Sunday, July 16
In the Gospel for this week, we hear the parable of the sower. Jesus explains that the seed that is sown is the word. The word is living and is life-giving for those who are open to receive it. It bears much fruit in their lives and in the world around them.
We, who are surrounded by books and magazines and newspapers, and who are familiar with printed Bibles, hear “word,” and we immediately think of the written word. That would not have been true in Jesus’ time. Almost 1,500 years before the invention of the printing press, the Scriptures would have been on handwritten scrolls. Only the largest and wealthiest synagogues of the time would have had scrolls for all of what we call the Old Testament. They probably had the Torah (or Pentateuch) only. Also, very few of the people, including most of the rabbis, were able to read and write. This was the job of the scribes, whom we hear about in the Gospels.
As a result, when people of Jesus’ time heard “word,” they thought, not of the written word, but of the spoken word. In the first chapter of the Book of Genesis, we hear that God “said,” “Let there be light, and there was light.” On each of the six days, God spoke his Word, and creation was born. The word, then, is a powerful, life-giving word. God’s Word was the Big Bang that we hear about today.

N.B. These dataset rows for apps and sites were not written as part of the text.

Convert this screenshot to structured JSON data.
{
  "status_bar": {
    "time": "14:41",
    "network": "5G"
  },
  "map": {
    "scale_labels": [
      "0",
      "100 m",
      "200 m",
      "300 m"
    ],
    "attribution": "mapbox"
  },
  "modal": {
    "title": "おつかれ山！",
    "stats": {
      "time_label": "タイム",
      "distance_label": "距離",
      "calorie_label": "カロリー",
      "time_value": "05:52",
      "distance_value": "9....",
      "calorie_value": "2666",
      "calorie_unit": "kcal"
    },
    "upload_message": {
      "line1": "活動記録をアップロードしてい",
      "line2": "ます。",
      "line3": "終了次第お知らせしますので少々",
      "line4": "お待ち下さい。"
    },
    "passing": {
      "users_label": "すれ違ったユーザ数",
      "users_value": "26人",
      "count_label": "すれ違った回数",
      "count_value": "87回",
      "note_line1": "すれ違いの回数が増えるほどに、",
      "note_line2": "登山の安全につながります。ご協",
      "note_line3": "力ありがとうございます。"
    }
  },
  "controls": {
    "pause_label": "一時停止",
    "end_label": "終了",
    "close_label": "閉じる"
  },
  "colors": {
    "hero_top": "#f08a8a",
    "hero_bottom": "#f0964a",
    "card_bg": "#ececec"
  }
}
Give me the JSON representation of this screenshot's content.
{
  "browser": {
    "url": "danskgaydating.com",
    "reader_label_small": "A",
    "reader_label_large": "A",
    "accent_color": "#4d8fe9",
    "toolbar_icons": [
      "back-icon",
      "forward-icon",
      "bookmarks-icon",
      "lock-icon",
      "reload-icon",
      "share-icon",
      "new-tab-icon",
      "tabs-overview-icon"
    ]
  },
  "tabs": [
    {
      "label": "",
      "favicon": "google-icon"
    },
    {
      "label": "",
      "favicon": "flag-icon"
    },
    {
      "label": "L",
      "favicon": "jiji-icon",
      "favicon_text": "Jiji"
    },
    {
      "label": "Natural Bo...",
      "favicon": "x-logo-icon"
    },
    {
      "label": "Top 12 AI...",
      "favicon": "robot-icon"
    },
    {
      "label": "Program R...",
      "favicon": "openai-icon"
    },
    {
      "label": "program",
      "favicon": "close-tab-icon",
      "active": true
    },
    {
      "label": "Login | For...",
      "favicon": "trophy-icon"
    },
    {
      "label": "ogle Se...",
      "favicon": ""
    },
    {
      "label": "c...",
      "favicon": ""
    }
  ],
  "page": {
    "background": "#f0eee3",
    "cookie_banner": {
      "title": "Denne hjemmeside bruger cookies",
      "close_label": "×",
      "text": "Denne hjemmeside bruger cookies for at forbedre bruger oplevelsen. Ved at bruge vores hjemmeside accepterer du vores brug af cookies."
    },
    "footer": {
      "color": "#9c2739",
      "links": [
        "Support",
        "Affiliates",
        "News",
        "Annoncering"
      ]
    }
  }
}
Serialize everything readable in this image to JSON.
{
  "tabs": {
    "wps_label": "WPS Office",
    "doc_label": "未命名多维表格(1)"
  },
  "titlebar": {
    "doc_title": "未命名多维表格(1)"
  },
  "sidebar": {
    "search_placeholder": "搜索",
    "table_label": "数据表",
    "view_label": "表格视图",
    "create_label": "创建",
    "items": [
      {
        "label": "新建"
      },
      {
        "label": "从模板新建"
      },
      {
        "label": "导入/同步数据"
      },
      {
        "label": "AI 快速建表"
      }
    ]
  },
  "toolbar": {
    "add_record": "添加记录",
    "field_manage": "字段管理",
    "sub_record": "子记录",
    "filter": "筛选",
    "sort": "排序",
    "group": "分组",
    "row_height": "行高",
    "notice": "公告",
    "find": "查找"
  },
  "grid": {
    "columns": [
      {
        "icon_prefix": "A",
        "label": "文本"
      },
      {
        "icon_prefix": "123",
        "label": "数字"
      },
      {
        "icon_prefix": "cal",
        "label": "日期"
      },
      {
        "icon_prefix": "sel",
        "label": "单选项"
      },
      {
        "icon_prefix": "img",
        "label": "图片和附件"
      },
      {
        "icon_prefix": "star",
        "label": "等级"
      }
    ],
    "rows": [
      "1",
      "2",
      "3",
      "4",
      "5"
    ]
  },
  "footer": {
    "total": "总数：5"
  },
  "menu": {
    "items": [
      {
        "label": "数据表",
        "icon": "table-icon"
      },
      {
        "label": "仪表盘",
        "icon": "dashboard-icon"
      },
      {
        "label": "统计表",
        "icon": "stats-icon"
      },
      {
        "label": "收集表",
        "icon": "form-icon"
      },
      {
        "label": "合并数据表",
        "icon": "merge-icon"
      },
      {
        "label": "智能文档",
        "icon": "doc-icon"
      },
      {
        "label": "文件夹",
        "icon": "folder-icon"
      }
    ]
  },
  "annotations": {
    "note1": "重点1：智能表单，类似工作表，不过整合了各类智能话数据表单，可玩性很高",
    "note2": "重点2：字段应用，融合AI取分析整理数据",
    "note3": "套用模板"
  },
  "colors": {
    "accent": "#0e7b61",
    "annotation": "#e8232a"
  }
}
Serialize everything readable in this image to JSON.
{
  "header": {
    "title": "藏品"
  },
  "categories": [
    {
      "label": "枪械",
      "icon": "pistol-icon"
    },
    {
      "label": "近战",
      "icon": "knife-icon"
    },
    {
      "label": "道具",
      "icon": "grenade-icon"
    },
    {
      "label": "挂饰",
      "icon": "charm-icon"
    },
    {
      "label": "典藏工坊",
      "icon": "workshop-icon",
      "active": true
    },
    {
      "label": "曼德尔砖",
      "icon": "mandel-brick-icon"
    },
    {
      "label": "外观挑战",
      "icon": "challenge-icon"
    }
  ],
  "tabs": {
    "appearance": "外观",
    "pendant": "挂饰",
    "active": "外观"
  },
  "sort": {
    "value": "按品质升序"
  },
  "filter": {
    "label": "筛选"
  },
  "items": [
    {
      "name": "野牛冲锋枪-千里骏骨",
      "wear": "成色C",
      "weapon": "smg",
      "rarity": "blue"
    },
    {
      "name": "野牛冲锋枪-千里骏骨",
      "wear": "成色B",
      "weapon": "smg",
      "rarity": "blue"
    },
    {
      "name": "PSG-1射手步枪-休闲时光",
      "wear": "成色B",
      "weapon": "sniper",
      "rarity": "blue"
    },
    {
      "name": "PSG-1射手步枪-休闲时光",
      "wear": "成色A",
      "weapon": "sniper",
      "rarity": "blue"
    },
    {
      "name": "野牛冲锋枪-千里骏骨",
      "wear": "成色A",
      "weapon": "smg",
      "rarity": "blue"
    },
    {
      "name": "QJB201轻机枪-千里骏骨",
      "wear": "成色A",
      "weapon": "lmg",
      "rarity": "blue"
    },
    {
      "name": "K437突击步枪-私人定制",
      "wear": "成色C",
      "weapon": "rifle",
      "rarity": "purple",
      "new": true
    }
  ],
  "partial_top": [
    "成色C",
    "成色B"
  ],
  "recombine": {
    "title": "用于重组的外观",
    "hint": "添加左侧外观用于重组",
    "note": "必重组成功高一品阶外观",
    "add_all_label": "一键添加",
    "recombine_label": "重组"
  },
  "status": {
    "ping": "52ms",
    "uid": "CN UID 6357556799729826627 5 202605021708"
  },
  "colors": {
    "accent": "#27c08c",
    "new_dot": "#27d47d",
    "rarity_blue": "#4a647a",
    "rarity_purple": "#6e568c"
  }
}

The Prologue to the Gospel of John tells us, “In the beginning was the Word, and the Word was with God, and the Word was God…. The Word took flesh and dwelt among us.” The living, creative and powerful Word spoken by God is the Second Person of the Blessed Trinity, who became one of us in the person of Jesus Christ.
When the Church speaks of the Word, then, this is what she means. Not a written word on the page that simply conveys certain information, but the living, creative, powerful Word of God, who is God. When we read or listen to the Scriptures, it is this Word that we receive, and if we allow it to, it will completely transform us by its power. This is why the Church encourages us to read the Bible regularly, and I, as your pastor, will be addressing this topic over and over.
Every one of you should have a Bible. I do not believe in family Bibles. A Bible is like a toothbrush. It is too personal an item to be shared with others. Family Bibles are often very beautiful, and perhaps serve to keep important family information. But they are almost never read. If you have a Bible for more than five years and it is not ready to fall apart, it is doing you absolutely no good. Read your Bible!!!!
Where to begin? If you are just beginning your efforts at reading the Bible, I suggest that you start with one of the four Gospels. We are reading from the Gospel of Matthew on Sunday throughout this year, so that is a good place to begin. Don’t try to read it all at once. Read, perhaps a chapter a day, or even a few verses. Read, reread, and reflect on what you have read. Do not worry if you do not understand everything. That is okay. Hopefully, you will be doing this for the rest of your lives.
Put you Bible where you will read it. On your nightstand, for instance. Or, a bit more intimately, in the bathroom.
— Fr. Mike Comer